■ **What is required**
Line by line, copy out the data that follows.

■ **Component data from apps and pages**
•••••
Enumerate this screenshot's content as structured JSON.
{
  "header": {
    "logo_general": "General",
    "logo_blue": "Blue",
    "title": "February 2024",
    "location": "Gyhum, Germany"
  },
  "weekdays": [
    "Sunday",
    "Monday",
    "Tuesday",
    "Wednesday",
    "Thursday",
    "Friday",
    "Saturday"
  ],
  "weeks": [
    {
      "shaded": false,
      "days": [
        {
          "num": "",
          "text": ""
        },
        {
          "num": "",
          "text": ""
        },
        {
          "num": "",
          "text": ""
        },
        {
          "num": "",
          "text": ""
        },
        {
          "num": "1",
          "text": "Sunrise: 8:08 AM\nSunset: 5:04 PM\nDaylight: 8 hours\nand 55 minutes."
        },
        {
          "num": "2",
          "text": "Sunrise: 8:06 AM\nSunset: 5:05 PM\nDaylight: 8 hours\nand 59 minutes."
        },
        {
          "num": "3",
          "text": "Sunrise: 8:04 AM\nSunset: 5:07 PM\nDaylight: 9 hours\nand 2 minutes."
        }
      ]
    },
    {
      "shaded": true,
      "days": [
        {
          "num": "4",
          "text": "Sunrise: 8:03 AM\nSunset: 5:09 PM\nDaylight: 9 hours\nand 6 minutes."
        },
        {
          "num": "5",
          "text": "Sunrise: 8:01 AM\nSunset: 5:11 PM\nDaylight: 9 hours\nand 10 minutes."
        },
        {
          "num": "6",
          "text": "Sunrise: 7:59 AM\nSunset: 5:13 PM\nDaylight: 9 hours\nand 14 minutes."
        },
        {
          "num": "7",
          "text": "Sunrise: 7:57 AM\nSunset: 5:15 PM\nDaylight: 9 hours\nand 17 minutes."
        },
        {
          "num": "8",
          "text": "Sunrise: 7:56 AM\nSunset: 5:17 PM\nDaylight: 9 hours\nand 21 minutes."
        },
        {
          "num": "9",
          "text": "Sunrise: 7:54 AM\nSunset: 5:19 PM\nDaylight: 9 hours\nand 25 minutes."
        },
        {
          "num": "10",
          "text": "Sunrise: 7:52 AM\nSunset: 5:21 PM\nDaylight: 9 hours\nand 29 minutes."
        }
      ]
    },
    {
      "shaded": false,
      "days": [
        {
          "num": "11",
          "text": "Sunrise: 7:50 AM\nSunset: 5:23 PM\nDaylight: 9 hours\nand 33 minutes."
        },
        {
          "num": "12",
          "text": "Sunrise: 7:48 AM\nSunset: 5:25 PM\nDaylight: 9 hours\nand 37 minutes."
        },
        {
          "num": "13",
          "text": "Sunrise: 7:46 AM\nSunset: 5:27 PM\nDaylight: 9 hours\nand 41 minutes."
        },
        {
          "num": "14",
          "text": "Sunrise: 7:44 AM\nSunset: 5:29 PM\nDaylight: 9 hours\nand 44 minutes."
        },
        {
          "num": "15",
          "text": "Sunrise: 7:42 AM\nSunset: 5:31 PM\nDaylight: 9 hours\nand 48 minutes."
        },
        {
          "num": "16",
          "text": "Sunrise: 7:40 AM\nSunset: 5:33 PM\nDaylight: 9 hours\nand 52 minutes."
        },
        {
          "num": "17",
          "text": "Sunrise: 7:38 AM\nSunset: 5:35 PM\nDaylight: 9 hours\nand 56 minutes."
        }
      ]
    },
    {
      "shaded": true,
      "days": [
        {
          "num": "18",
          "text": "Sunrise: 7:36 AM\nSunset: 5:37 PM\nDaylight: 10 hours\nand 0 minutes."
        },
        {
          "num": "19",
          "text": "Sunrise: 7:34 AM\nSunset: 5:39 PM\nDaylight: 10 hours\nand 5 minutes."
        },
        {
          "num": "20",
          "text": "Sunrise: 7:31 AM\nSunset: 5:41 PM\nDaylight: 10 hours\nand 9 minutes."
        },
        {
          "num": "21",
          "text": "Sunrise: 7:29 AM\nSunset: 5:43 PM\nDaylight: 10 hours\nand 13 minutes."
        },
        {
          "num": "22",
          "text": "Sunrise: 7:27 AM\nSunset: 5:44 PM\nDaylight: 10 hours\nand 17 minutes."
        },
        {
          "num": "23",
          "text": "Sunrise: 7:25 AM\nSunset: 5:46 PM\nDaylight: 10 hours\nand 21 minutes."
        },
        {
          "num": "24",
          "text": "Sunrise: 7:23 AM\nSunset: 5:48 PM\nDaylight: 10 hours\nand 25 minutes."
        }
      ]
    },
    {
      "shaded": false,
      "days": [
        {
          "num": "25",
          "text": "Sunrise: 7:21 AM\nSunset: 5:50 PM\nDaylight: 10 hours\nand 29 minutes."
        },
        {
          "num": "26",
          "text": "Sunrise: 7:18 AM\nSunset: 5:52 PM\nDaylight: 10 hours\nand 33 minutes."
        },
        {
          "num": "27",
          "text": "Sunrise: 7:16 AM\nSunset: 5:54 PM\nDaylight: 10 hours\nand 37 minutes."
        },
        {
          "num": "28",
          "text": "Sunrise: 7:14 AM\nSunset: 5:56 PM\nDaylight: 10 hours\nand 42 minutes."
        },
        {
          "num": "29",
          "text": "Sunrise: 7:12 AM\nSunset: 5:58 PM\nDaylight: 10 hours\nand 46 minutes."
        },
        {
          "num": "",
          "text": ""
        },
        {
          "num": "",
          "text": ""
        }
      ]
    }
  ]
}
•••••
■ **Worked solution**
Enumerate this screenshot's content as structured JSON.
{
  "header": {
    "logo_general": "General",
    "logo_blue": "Blue",
    "title": "February 2024",
    "location": "Gyhum, Germany"
  },
  "weekdays": [
    "Sunday",
    "Monday",
    "Tuesday",
    "Wednesday",
    "Thursday",
    "Friday",
    "Saturday"
  ],
  "weeks": [
    {
      "shaded": false,
      "days": [
        {
          "num": "",
          "text": ""
        },
        {
          "num": "",
          "text": ""
        },
        {
          "num": "",
          "text": ""
        },
        {
          "num": "",
          "text": ""
        },
        {
          "num": "1",
          "text": "Sunrise: 8:08 AM\nSunset: 5:04 PM\nDaylight: 8 hours\nand 55 minutes."
        },
        {
          "num": "2",
          "text": "Sunrise: 8:06 AM\nSunset: 5:05 PM\nDaylight: 8 hours\nand 59 minutes."
        },
        {
          "num": "3",
          "text": "Sunrise: 8:04 AM\nSunset: 5:07 PM\nDaylight: 9 hours\nand 2 minutes."
        }
      ]
    },
    {
      "shaded": true,
      "days": [
        {
          "num": "4",
          "text": "Sunrise: 8:03 AM\nSunset: 5:09 PM\nDaylight: 9 hours\nand 6 minutes."
        },
        {
          "num": "5",
          "text": "Sunrise: 8:01 AM\nSunset: 5:11 PM\nDaylight: 9 hours\nand 10 minutes."
        },
        {
          "num": "6",
          "text": "Sunrise: 7:59 AM\nSunset: 5:13 PM\nDaylight: 9 hours\nand 14 minutes."
        },
        {
          "num": "7",
          "text": "Sunrise: 7:57 AM\nSunset: 5:15 PM\nDaylight: 9 hours\nand 17 minutes."
        },
        {
          "num": "8",
          "text": "Sunrise: 7:56 AM\nSunset: 5:17 PM\nDaylight: 9 hours\nand 21 minutes."
        },
        {
          "num": "9",
          "text": "Sunrise: 7:54 AM\nSunset: 5:19 PM\nDaylight: 9 hours\nand 25 minutes."
        },
        {
          "num": "10",
          "text": "Sunrise: 7:52 AM\nSunset: 5:21 PM\nDaylight: 9 hours\nand 29 minutes."
        }
      ]
    },
    {
      "shaded": false,
      "days": [
        {
          "num": "11",
          "text": "Sunrise: 7:50 AM\nSunset: 5:23 PM\nDaylight: 9 hours\nand 33 minutes."
        },
        {
          "num": "12",
          "text": "Sunrise: 7:48 AM\nSunset: 5:25 PM\nDaylight: 9 hours\nand 37 minutes."
        },
        {
          "num": "13",
          "text": "Sunrise: 7:46 AM\nSunset: 5:27 PM\nDaylight: 9 hours\nand 41 minutes."
        },
        {
          "num": "14",
          "text": "Sunrise: 7:44 AM\nSunset: 5:29 PM\nDaylight: 9 hours\nand 44 minutes."
        },
        {
          "num": "15",
          "text": "Sunrise: 7:42 AM\nSunset: 5:31 PM\nDaylight: 9 hours\nand 48 minutes."
        },
        {
          "num": "16",
          "text": "Sunrise: 7:40 AM\nSunset: 5:33 PM\nDaylight: 9 hours\nand 52 minutes."
        },
        {
          "num": "17",
          "text": "Sunrise: 7:38 AM\nSunset: 5:35 PM\nDaylight: 9 hours\nand 56 minutes."
        }
      ]
    },
    {
      "shaded": true,
      "days": [
        {
          "num": "18",
          "text": "Sunrise: 7:36 AM\nSunset: 5:37 PM\nDaylight: 10 hours\nand 0 minutes."
        },
        {
          "num": "19",
          "text": "Sunrise: 7:34 AM\nSunset: 5:39 PM\nDaylight: 10 hours\nand 5 minutes."
        },
        {
          "num": "20",
          "text": "Sunrise: 7:31 AM\nSunset: 5:41 PM\nDaylight: 10 hours\nand 9 minutes."
        },
        {
          "num": "21",
          "text": "Sunrise: 7:29 AM\nSunset: 5:43 PM\nDaylight: 10 hours\nand 13 minutes."
        },
        {
          "num": "22",
          "text": "Sunrise: 7:27 AM\nSunset: 5:44 PM\nDaylight: 10 hours\nand 17 minutes."
        },
        {
          "num": "23",
          "text": "Sunrise: 7:25 AM\nSunset: 5:46 PM\nDaylight: 10 hours\nand 21 minutes."
        },
        {
          "num": "24",
          "text": "Sunrise: 7:23 AM\nSunset: 5:48 PM\nDaylight: 10 hours\nand 25 minutes."
        }
      ]
    },
    {
      "shaded": false,
      "days": [
        {
          "num": "25",
          "text": "Sunrise: 7:21 AM\nSunset: 5:50 PM\nDaylight: 10 hours\nand 29 minutes."
        },
        {
          "num": "26",
          "text": "Sunrise: 7:18 AM\nSunset: 5:52 PM\nDaylight: 10 hours\nand 33 minutes."
        },
        {
          "num": "27",
          "text": "Sunrise: 7:16 AM\nSunset: 5:54 PM\nDaylight: 10 hours\nand 37 minutes."
        },
        {
          "num": "28",
          "text": "Sunrise: 7:14 AM\nSunset: 5:56 PM\nDaylight: 10 hours\nand 42 minutes."
        },
        {
          "num": "29",
          "text": "Sunrise: 7:12 AM\nSunset: 5:58 PM\nDaylight: 10 hours\nand 46 minutes."
        },
        {
          "num": "",
          "text": ""
        },
        {
          "num": "",
          "text": ""
        }
      ]
    }
  ]
}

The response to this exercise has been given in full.